Bert Ward: Understood the complexities of Ireland
Working-class intellectual Bert Ward, who died aged 94 in August, 2016, played a key role in changing simplistic attitudes towards Ireland in the British Labour movement.
Born in Middlesbrough, he served as a gunner on north Atlantic convoys during the second world war. In 1948, Bert joined the Communist Party, which he said “introduced me to books, to serious reading and study”.
During the 1970s he worked as a national organiser for the British Council for Peace in Vietnam. In 1974, following a visit to Belfast with the CP London District, he joined the party’s Irish advisory committee and edited the committee’s monthly information bulletin.

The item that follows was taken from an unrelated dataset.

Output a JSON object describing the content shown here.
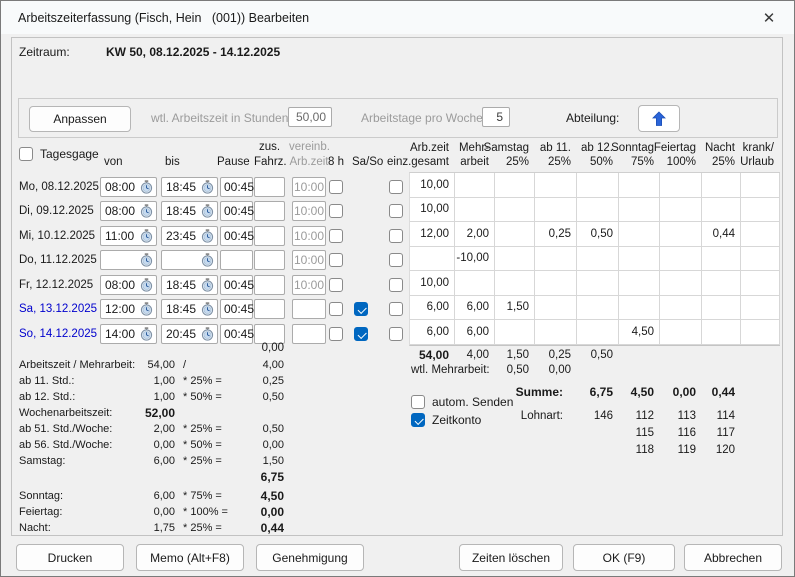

In 1991, Bert joined the British Labour Party. Convinced of the need to include unionist concerns in any future settlement in Northern Ireland, he was national secretary of the cross-party peace group New Consensus, later New Dialogue. His close friendship with his local MP and later Secretary of State for Northern Ireland, Mo Mowlam, ensured his thinking made a long-term contribution to the Irish peace process.